=== WHAT IS BEING ASKED ===
Nothing in the records may be altered, and no picture may be included. Restate them in full.

[Collected data]

+===+

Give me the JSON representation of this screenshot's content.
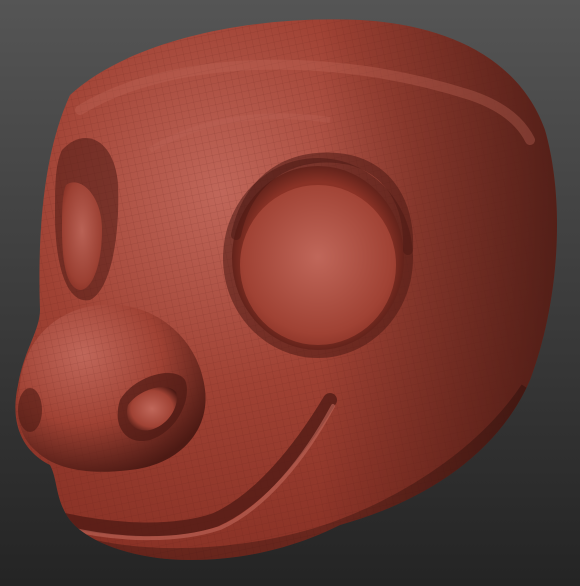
{
  "scene": {
    "subject": "sculpted-cartoon-creature-head",
    "colors": {
      "background_top": "#555555",
      "background_bottom": "#242424",
      "clay_base": "#8a3226",
      "clay_light": "#c0675a",
      "clay_mid": "#a04234",
      "clay_dark": "#4d1a14",
      "mesh_line": "#5a1c14"
    }
  }
}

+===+

=== ANSWER TO THIS TASK ===
Give me the JSON representation of this screenshot's content.
{
  "scene": {
    "subject": "sculpted-cartoon-creature-head",
    "colors": {
      "background_top": "#555555",
      "background_bottom": "#242424",
      "clay_base": "#8a3226",
      "clay_light": "#c0675a",
      "clay_mid": "#a04234",
      "clay_dark": "#4d1a14",
      "mesh_line": "#5a1c14"
    }
  }
}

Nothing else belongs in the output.